Since 2015 Saudi Arabia’s Non-Oil Private Sectoral growth touches its peak as it expands at its fastest ever pace

The economic strength of the country, that has grown on an annual 2.9 percent within the second quarter, the Kingdom’s non-oil gross domestic product has touched down its peak point as it expands at a rapid pace.

Arab league’s largest economy fired all its cylinders to shook off the chocking impact of a rigorous drive that was followed in closely by sharp decline in the oil prices during 2014 all thanks to it’s non-oil (private sectoral) economic growth that has accelerated to its fastest pace ever in past five years during the second quarter of the year.

As per the recent data released by the General Authority for Statistics, the Kingdom’s non-oil gross domestic product grew in by 2.9 percent year-on-year, a huge rise as compared to a 2.1 percent rate of expansion achieved during the first quarter in 2019. This push forward in the non-oil economic growth is its strongest ever since the fourth quarter of 2015 since Riyadh begin to drive fiscal consolidation measures in place to counter-attack a three-year oil price slump that began in the middle of 2014.

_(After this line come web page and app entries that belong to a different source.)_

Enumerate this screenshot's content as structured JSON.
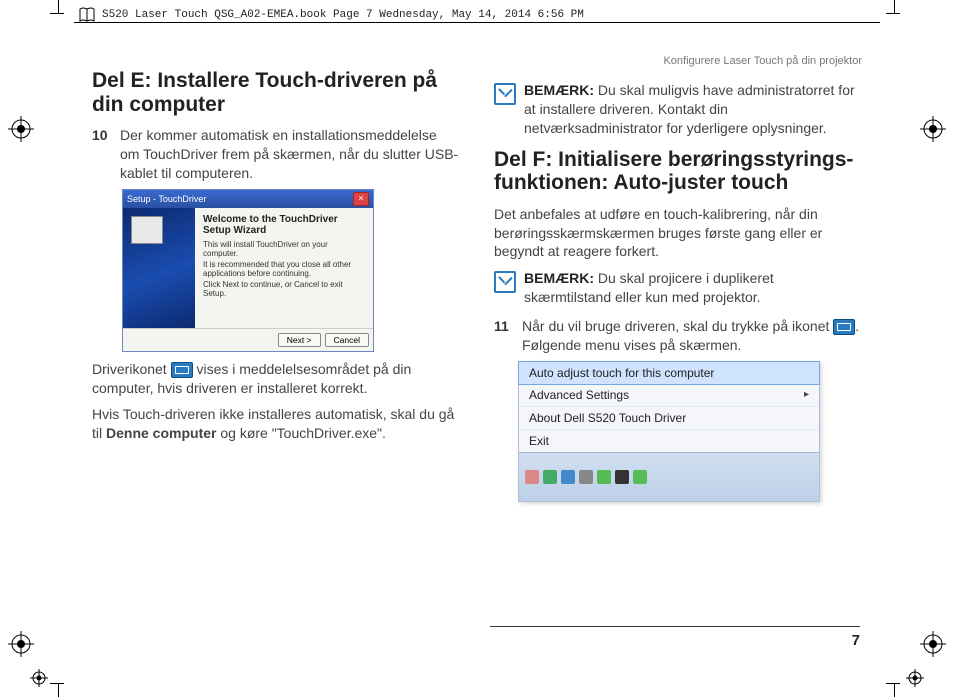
{
  "header": {
    "text": "S520 Laser Touch QSG_A02-EMEA.book  Page 7  Wednesday, May 14, 2014  6:56 PM"
  },
  "running_head": "Konfigurere Laser Touch på din projektor",
  "left": {
    "heading": "Del E: Installere Touch-driveren på din computer",
    "step10_num": "10",
    "step10_text": "Der kommer automatisk en installationsmeddelelse om TouchDriver frem på skærmen, når du slutter USB-kablet til computeren.",
    "wizard": {
      "title": "Setup - TouchDriver",
      "h": "Welcome to the TouchDriver Setup Wizard",
      "t1": "This will install TouchDriver on your computer.",
      "t2": "It is recommended that you close all other applications before continuing.",
      "t3": "Click Next to continue, or Cancel to exit Setup.",
      "next": "Next >",
      "cancel": "Cancel"
    },
    "after1_a": "Driverikonet ",
    "after1_b": " vises i meddelelsesområdet på din computer, hvis driveren er installeret korrekt.",
    "after2_a": "Hvis Touch-driveren ikke installeres automatisk, skal du gå til ",
    "after2_bold": "Denne computer",
    "after2_b": " og køre \"TouchDriver.exe\"."
  },
  "right": {
    "note1_label": "BEMÆRK:",
    "note1_text": " Du skal muligvis have administratorret for at installere driveren. Kontakt din netværksadministrator for yderligere oplysninger.",
    "heading": "Del F: Initialisere berøringsstyrings-funktionen: Auto-juster touch",
    "intro": "Det anbefales at udføre en touch-kalibrering, når din berøringsskærmskærmen bruges første gang eller er begyndt at reagere forkert.",
    "note2_label": "BEMÆRK:",
    "note2_text": " Du skal projicere i duplikeret skærmtilstand eller kun med projektor.",
    "step11_num": "11",
    "step11_a": "Når du vil bruge driveren, skal du trykke på ikonet ",
    "step11_b": ". Følgende menu vises på skærmen.",
    "menu": {
      "i1": "Auto adjust touch for this computer",
      "i2": "Advanced Settings",
      "i3": "About Dell S520 Touch Driver",
      "i4": "Exit"
    }
  },
  "page_number": "7"
}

The second-quarter rise was largely boosted by the private sectoral activity, which grew 3.4 percent in the three months to the end of June, up from 1.9 percent during the first quarter.

This rise in the private sector activity was hugely supported through largely by investments made through the kingdom’s sovereign wealth fund, the Public Investment Fund which is core to the kingdom’s efforts in the transformation of the economy. Government Sectoral growth was also broadly stabilized during the second quarter of this year, on a roundabout of 1.76 percent year-on-year from 1.74 percent in the primitive three months of the year.

According to words as stated by Monica Malik, chief economist at Abu Dhabi Commercial Bank that “they believe the most favorable fiscal backdrop, as well as the primitive signs of the government’s investment program, have been prime for this steep rise in the non-oil activity”.

The ADCB also noted and reported that “the private consumption growth remained firm at 4.1 percent notwithstanding gradually from 4.8 percent year-on-year in the first quarter of 2019. It also witnessed firming in investment activity that was also overviewed as GDP growth breakdown by sector in areas such as construction and transportation”.

The Kingdom’s economy, which largely relies heavily on the sale of oils and hydrocarbons for their revenue generation, is gradually and at constant pace recovering from the crude price shock waves as it witnessed it plummet down $30 per barrel during the first quarter in 2016.

However, the positive point to be noted is that the crude prices have since rebounded strongly to $80 per barrel in the fourth quarter of last year and is also in line hovering on a roundabout at $60 per barrel at present day, thus, powering in the government’s net finances.

Under the Overarching Vision 2030 initiative, the Kingdom is also pursuing its economic transformation program in order to curb the subsidies as well as government spending to generate alternative revenue lines through the development of a non-oil industrial base.

The Opec+, the alliance of OPEC and non-Opec member countries junction rectifier by Kingdom of Saudi Arabia and Russia, have in agreement to implement production cuts till March 2020 in an exceedingly bid to support costs and balance the international oil market. However, Saudi oil output has been below its Opec+ offer agreement of 10.3 million BPD, averaging 9.9 million BPD within the initial eight months and 9.8 million BPD within the second quarter of this year.

Saudi Arabia is aiming for 9.8 million BPD of production in Oct, which remains five percent below of what it’s needed to chop. It’s a sign that it’ll possibly maintain its vital rate of over compliance, Moody’s investor’s Service the same in September.

The kingdom’s real value throughout the second quarter softened to zero.5 percent year-on-year when increasing 1.7 percent within the half-moon of the year. A year-on-year and quarter-on-quarter drop by oil sector value, that born by three percent throughout the reported amount on the rear of lower crude production, affected the headline growth figure.

Economists have argued that growth in the non-oil sector best represents the economic strength of the country as oil value will skew the headline range because of output cuts.

“The amount of oil made could be a huge consider Saudi Arabia’s value [as] this affects the expansion. that the right approach, the healthy thanks to scrutinizing the Saudi value is to appear at the non-oil personal sector, that is growing within the country as domestic consumption is growing,” Mazen Al Sudairi, the top of analysis at Al Rajhi Capital same earlier on. In September, the kingdom’s minister of finance Mahound Al Jadaan same the non-oil economy is on target to expand 2.9 percent this year. Al Rajhi’s estimates are in line with government expectations.